Brigitte Pellerin is a filmmaker, karate world champion, mother of three, and a contributing writer to Canadians for Affordable Energy.
You don’t have to be a climate-change alarmist to recognize that we need to make some changes to the way we consume energy. I’m not personally in a panic, but I see a lot of waste and try to do my bit to reduce it.
I set the thermostat lower in the winter, and don’t turn my house into a fridge in the summer. I drive a well-tuned, reasonably efficient vehicle. At the lake, I don’t go on endless boat rides to nowhere. I try to take transit in town. I use cloth bags.
Those are small changes. I like the idea of solar panels and those fancy geothermal systems, but that’s out of my budget. So are electric vehicles (EVs). A friend of mine has a Nissan Leaf to zip around town, and she loves it. Their family also has a conventional car for longer trips. That seems like a fine plan for an urban two-car family. Except we only have one car, and we travel outside the city a lot to go to the cottage and to karate tournaments, always carrying stupendous mounds of supplies and gear. The kind of EVs that would do the job are too expensive—even if that technology exists. Hybrids are better that way, but if the point is to get off gas, am I better off waiting for EVs to come down? I don’t know, so I wait. Let someone else make the wrong move.
Some people, though, don’t want to wait. And they’re taking us with them on their all-electric ride, whether we want to or not.
Tesla, for instance, recently unveiled an impressive-looking all-electric truck that has people either excited or grouchy, depending on where they sit on the alarmist scale. Personally, I think they’re cool—in theory. After all, transportation in Canada accounts for roughly one-quarter of greenhouse gas emissions, with freight trucks alone responsible for 63 megatonnes of carbon-dioxide equivalent in 2015, up from 20 megatonnes in 1990. (Compare that to passenger cars, which produce 37 megatonnes, and light passenger trucks, which produce 46 megatonnes.) If all-electric trucks can make a significant dent in these numbers, this would have to be good news.
But as always with these things, the devil is in the details. And we’re precious low on those as I write.
We don’t have a price for the trucks. But businesses will be helped financially thanks to Ontario’s new e-truck subsidies of up to $75,000 per vehicle. We also don’t know their empty weight. This matters because there is a limit on how heavy trucks can be on the road. If the empty weight is higher than a conventional rig, companies will be allowed to carry less stuff per trip, and that will mean more trips. How much more efficient is that? It’s not clear. Will the batteries work as advertised? Plenty of experts are skeptical. Will there be enough charging power to make the plan work? What happens if (or, in Ontario, when) the price of electricity goes up?
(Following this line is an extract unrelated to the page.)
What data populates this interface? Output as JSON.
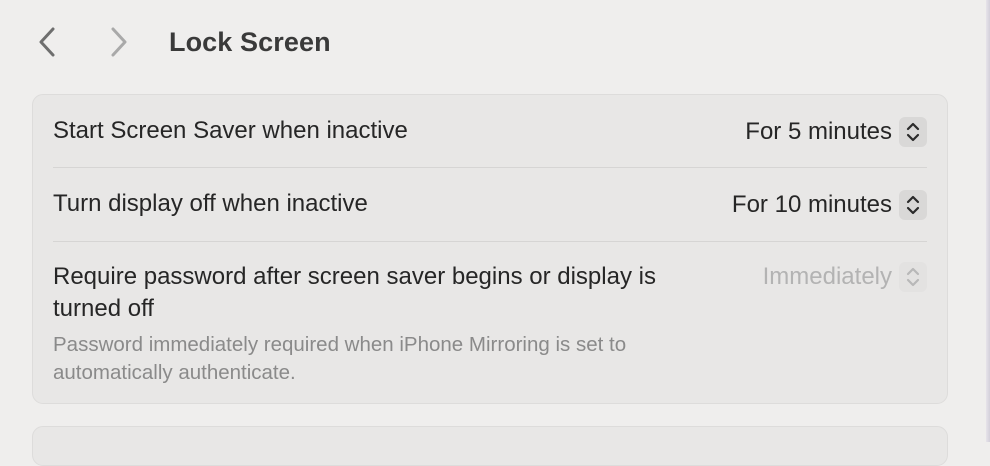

No matter: several companies have decided to jump in with all 18 wheels. Pepsi wants 100 Tesla semis. Walmart is said to have put dibs on 15. And Loblaw reserved 25, after announcing in November that it had also ordered electric big rigs from Chinese company BYD—all part of the grocer’s plan to reduce transport-related emissions by 25 per cent by 2030.
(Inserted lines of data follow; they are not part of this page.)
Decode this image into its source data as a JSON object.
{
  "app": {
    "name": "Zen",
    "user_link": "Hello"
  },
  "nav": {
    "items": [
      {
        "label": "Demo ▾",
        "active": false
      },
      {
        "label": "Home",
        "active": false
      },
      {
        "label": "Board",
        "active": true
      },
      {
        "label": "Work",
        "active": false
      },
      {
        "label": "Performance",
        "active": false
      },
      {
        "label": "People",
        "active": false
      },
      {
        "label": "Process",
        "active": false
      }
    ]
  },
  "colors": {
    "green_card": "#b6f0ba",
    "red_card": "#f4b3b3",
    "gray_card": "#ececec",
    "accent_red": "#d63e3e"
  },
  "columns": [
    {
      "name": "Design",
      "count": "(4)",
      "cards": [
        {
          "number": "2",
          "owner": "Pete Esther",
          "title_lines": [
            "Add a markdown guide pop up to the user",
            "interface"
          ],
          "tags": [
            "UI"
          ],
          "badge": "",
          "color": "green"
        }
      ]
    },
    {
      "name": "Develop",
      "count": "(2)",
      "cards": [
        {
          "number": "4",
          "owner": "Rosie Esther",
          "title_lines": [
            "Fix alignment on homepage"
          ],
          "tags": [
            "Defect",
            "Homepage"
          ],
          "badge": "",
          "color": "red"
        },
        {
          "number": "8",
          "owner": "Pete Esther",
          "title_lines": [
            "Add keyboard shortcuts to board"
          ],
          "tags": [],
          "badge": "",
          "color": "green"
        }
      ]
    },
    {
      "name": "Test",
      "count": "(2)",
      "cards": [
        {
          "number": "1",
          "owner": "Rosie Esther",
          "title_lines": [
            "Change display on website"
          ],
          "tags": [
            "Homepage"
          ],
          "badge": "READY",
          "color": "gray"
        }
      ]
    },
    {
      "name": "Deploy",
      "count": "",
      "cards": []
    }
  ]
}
All those companies put deposits on the Teslas. At first it was $5,000 per, but the amount has since quadrupled. For trucks that won’t be delivered until 2019. If I took this kind of approach to risk with my family’s finances, my banker’s hair would burst into flames. Why are we supposed to applaud when these companies do it?
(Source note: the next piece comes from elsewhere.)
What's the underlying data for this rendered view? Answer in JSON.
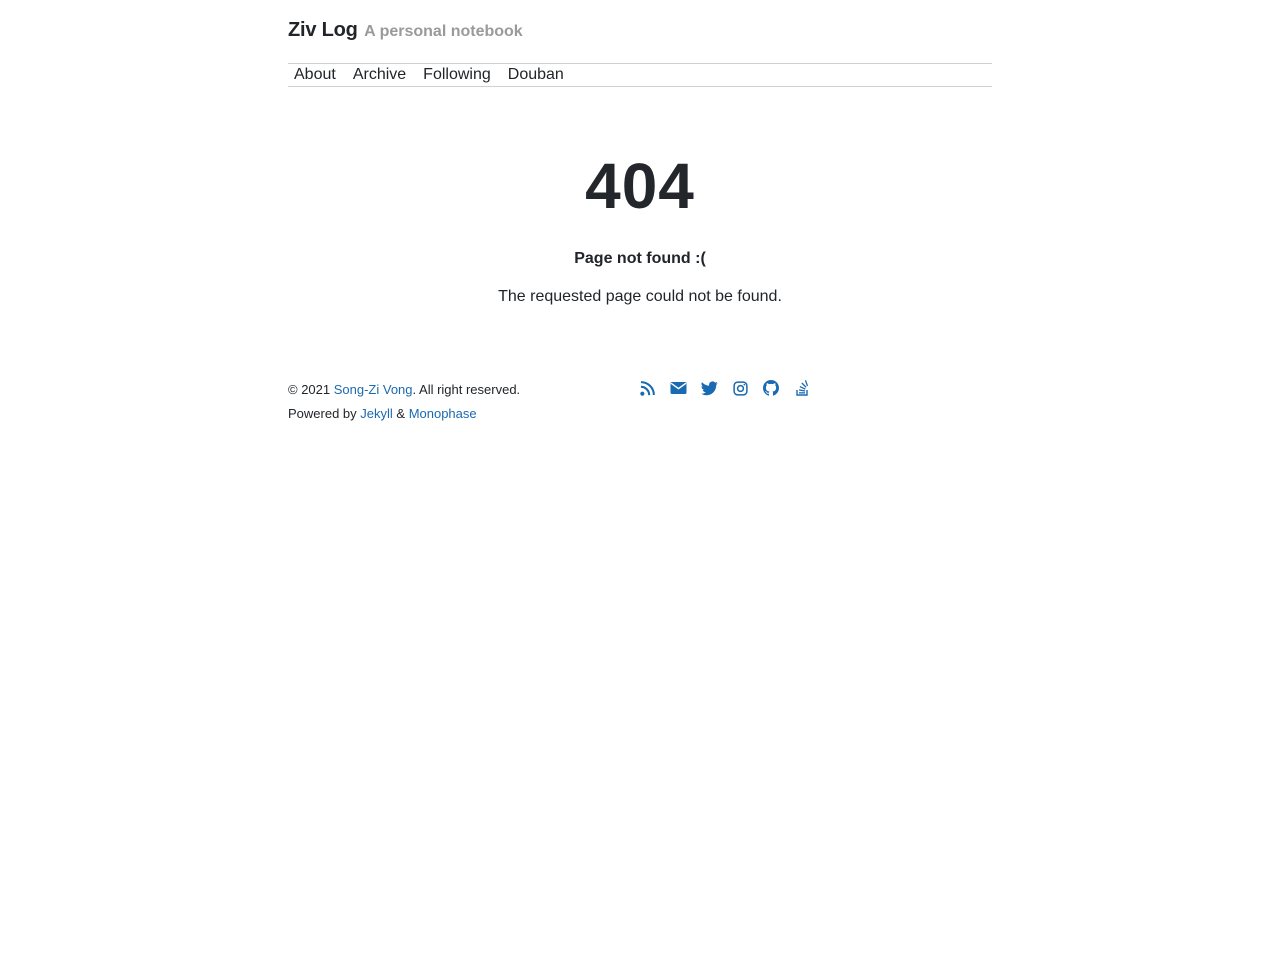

Because the current climate demands something be done, and this is something. Though in fairness, if those companies sat on their hands while the rest of us made efforts to reduce emissions, they’d be in trouble, too. They have a fine line to walk, for sure. But for families who are already a bit strapped, higher grocery bills are a scary prospect.
When asked how Loblaw intended to make sure this switch to electric trucks won’t result in a nasty surprise at the register for people like you and me, the friendly PR team replied: “From an environmental perspective, we know cutting carbon emissions is a necessity. As a business, we see opportunities to reduce our carbon footprint while lowering operating costs, which will ultimately benefit Canadian consumers.” When pressed for more details, the company added: “Focusing on resource efficiency helps to keep costs low for our business, and therefore, it also helps keep prices for consumers low.”
I want to believe it, because switching from diesel to electric seems like a decent idea even if I’m not panicking about global warming. But I’ll be keeping my fingers crossed. That’s all I can do.